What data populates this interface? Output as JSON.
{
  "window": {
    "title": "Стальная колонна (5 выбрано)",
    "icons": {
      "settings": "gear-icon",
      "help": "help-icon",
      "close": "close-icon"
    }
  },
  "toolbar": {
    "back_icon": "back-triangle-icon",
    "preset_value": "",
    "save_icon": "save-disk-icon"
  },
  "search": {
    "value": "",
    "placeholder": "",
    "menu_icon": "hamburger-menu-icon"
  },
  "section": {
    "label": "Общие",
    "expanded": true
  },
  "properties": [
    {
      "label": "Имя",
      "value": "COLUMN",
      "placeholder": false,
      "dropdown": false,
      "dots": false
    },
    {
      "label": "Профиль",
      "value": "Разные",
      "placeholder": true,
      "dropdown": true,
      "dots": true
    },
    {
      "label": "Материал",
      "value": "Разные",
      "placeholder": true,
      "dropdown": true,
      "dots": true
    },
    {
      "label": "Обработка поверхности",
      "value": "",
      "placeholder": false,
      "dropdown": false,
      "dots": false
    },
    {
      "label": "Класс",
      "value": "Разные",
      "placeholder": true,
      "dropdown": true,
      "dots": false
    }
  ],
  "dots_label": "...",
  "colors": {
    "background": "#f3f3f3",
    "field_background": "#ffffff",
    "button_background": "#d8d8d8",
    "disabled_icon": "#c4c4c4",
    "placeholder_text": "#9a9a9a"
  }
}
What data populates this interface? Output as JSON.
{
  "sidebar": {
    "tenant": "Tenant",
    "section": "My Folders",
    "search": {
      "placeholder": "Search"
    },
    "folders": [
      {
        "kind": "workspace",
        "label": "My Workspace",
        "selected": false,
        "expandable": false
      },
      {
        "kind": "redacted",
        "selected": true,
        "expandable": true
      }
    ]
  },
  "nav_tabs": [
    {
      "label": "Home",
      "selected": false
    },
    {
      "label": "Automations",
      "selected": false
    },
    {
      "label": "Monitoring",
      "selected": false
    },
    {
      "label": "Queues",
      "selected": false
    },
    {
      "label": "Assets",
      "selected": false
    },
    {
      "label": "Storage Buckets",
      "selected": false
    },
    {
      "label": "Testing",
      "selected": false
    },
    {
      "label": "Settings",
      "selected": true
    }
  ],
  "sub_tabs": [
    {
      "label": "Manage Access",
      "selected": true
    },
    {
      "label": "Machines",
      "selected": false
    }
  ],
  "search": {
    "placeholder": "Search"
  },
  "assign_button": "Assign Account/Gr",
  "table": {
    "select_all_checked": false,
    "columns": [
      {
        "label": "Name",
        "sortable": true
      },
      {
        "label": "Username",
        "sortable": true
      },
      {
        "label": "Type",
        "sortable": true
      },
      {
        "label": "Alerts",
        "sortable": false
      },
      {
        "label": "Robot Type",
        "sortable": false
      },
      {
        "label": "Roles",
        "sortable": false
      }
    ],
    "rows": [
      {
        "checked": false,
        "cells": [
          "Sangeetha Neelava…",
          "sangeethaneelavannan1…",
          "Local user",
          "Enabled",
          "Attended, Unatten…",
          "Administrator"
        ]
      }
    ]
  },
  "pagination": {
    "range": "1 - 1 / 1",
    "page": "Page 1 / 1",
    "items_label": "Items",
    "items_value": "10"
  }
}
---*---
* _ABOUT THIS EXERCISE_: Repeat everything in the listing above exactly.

* _RESULT OF THE TASK_:
What data populates this interface? Output as JSON.
{
  "window": {
    "title": "Стальная колонна (5 выбрано)",
    "icons": {
      "settings": "gear-icon",
      "help": "help-icon",
      "close": "close-icon"
    }
  },
  "toolbar": {
    "back_icon": "back-triangle-icon",
    "preset_value": "",
    "save_icon": "save-disk-icon"
  },
  "search": {
    "value": "",
    "placeholder": "",
    "menu_icon": "hamburger-menu-icon"
  },
  "section": {
    "label": "Общие",
    "expanded": true
  },
  "properties": [
    {
      "label": "Имя",
      "value": "COLUMN",
      "placeholder": false,
      "dropdown": false,
      "dots": false
    },
    {
      "label": "Профиль",
      "value": "Разные",
      "placeholder": true,
      "dropdown": true,
      "dots": true
    },
    {
      "label": "Материал",
      "value": "Разные",
      "placeholder": true,
      "dropdown": true,
      "dots": true
    },
    {
      "label": "Обработка поверхности",
      "value": "",
      "placeholder": false,
      "dropdown": false,
      "dots": false
    },
    {
      "label": "Класс",
      "value": "Разные",
      "placeholder": true,
      "dropdown": true,
      "dots": false
    }
  ],
  "dots_label": "...",
  "colors": {
    "background": "#f3f3f3",
    "field_background": "#ffffff",
    "button_background": "#d8d8d8",
    "disabled_icon": "#c4c4c4",
    "placeholder_text": "#9a9a9a"
  }
}
What data populates this interface? Output as JSON.
{
  "sidebar": {
    "tenant": "Tenant",
    "section": "My Folders",
    "search": {
      "placeholder": "Search"
    },
    "folders": [
      {
        "kind": "workspace",
        "label": "My Workspace",
        "selected": false,
        "expandable": false
      },
      {
        "kind": "redacted",
        "selected": true,
        "expandable": true
      }
    ]
  },
  "nav_tabs": [
    {
      "label": "Home",
      "selected": false
    },
    {
      "label": "Automations",
      "selected": false
    },
    {
      "label": "Monitoring",
      "selected": false
    },
    {
      "label": "Queues",
      "selected": false
    },
    {
      "label": "Assets",
      "selected": false
    },
    {
      "label": "Storage Buckets",
      "selected": false
    },
    {
      "label": "Testing",
      "selected": false
    },
    {
      "label": "Settings",
      "selected": true
    }
  ],
  "sub_tabs": [
    {
      "label": "Manage Access",
      "selected": true
    },
    {
      "label": "Machines",
      "selected": false
    }
  ],
  "search": {
    "placeholder": "Search"
  },
  "assign_button": "Assign Account/Gr",
  "table": {
    "select_all_checked": false,
    "columns": [
      {
        "label": "Name",
        "sortable": true
      },
      {
        "label": "Username",
        "sortable": true
      },
      {
        "label": "Type",
        "sortable": true
      },
      {
        "label": "Alerts",
        "sortable": false
      },
      {
        "label": "Robot Type",
        "sortable": false
      },
      {
        "label": "Roles",
        "sortable": false
      }
    ],
    "rows": [
      {
        "checked": false,
        "cells": [
          "Sangeetha Neelava…",
          "sangeethaneelavannan1…",
          "Local user",
          "Enabled",
          "Attended, Unatten…",
          "Administrator"
        ]
      }
    ]
  },
  "pagination": {
    "range": "1 - 1 / 1",
    "page": "Page 1 / 1",
    "items_label": "Items",
    "items_value": "10"
  }
}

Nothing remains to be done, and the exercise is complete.